My main concern is the threading and if there is a gas leak again. I've been told that the threading makes it to where if you tighen on one side then the other side is becoming looser.

Isn't csst just for going from the t to the appliance? Or are they using that for the entire line now?
01grander is offline   Reply With Quote
Old 03-11-2013, 10:51 AM   #12
Hvac Pro
 
Join Date: Nov 2008
Location: Winnipeg, Canada
Posts: 8,325
Default

Need Advice


Galvanized ALWAYS was/is a hard joint to seal and I did lots of it in a hospital and with high pressure water etc. Steel pipe is the norm and replacing a gas line is NOT a DIY project as you need to be a licensed gas fitter and know the codes and take out a permit etc. Best to get one to replace the whole line from the meter down to all the appliances.
__________________
"Cut it twice and it is still too short".
To view links or images in signatures your post count must be 10 or greater. You currently have 0 posts.
yuri is offline   Reply With Quote
Old 03-11-2013, 01:20 PM   #13
Newbie
 
Join Date: Jun 2012
Posts: 26
Default

Need Advice


So copper is not used with gas?

I wasn't planning on doing it myself but I liked to be informed before I talk to someone. I've hired a few people and they did not do the work correctly. I'd like to be able to talk to them to the extent they know I can check what they are doing.
01grander is offline   Reply With Quote
Old 03-11-2013, 02:42 PM   #14
Hvac Pro
 
Join Date: Nov 2008
Location: Winnipeg, Canada
Posts: 8,325
Default

Need Advice


copper is very expensive and usually only used for small jobs and outside like to hook up BBQs (running from a main line inside). It is easy to puncture and therefore usually used for BBQs and to hook up fireplaces and small jobs. there is this CSST corrugated stainless steel tubing coated with yellow nylon which is a continuos length of pipe but is quite expensive/the fittings etc but for some contractors and in some cases saves $$ on labor, is quicker and easier to install so they may recommend that. does not require all the labor and pipe threading machinery etc so I would be OK if they recommend that. again not a DIY material.
__________________
"Cut it twice and it is still too short".
To view links or images in signatures your post count must be 10 or greater. You currently have 0 posts.
yuri is offline   Reply With Quote
Old 03-11-2013, 02:56 PM   #15
Member
 
raylo32's Avatar
 
Join Date: Nov 2006
Location: Maryland (DC 'burbs)
Posts: 1,022
Default

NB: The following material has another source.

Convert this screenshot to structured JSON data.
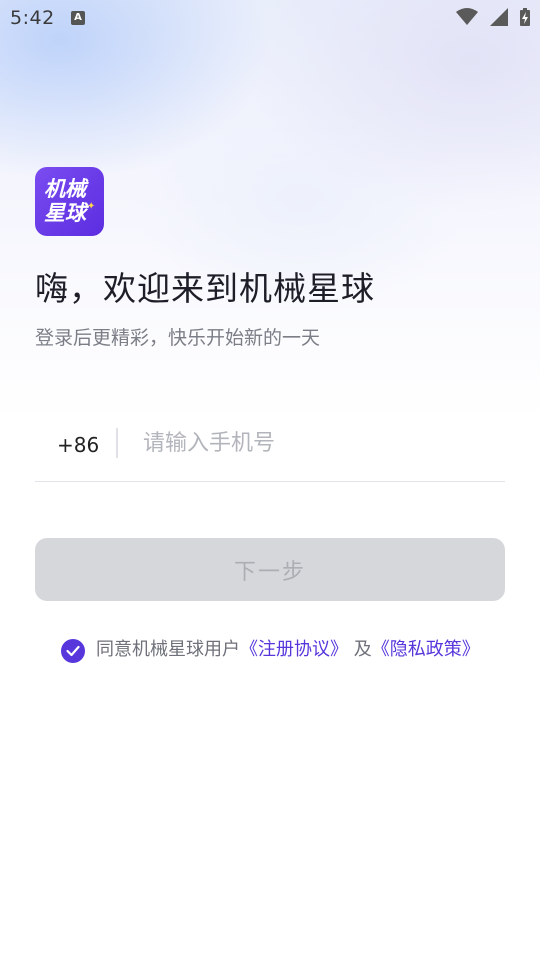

Need Advice


Not sure where you live but hereabouts (Maryland) houses are built with continuous copper interior gas lines. Each run (from meter to inside manifold and individual line to each appliance) is a continuous piece with no concealed unions or joints. All connections are flare fittings. Not sure where that would fall on the cost continuum but probably more than steel but less than CSST? Probably less labor cost if they could access the joist chases and such to fish it through. You might check to see if that is an option in your locality.
__________________
Live long and prosper.
raylo32 is online now   Reply With Quote
Reply


Thread Tools Search this Thread
Search this Thread:

Advanced Search
Display Modes

Posting Rules
You may not post new threads
You may not post replies
You may not post attachments
You may not edit your posts

BB code is On
Smilies are On
[IMG] code is On
HTML code is Off
Trackbacks are Off
Pingbacks are Off
Refbacks are Off


Similar Threads
Thread Thread Starter Forum Replies Last Post
Advice is not always correct! Docwhitley Plumbing 9 02-14-2011 09:12 PM
Chain link fence install advice ponch37300 Landscaping & Lawn Care 1 11-10-2010 06:08 PM
Drywall ceiling: Water Damage, looking for advice dawho1 Building & Construction 11 09-13-2010 10:05 AM
looking for Serious advice and Help on Insulation bfan781 Building & Construction 6 05-19-2010 11:02 AM
Electrical Advice Caution!!! Mike Swearingen Electrical 12 03-05-2008 11:51 AM




Top of Page | View New Posts

Copyright © 2003-2014 Escalate Media. All Rights Reserved.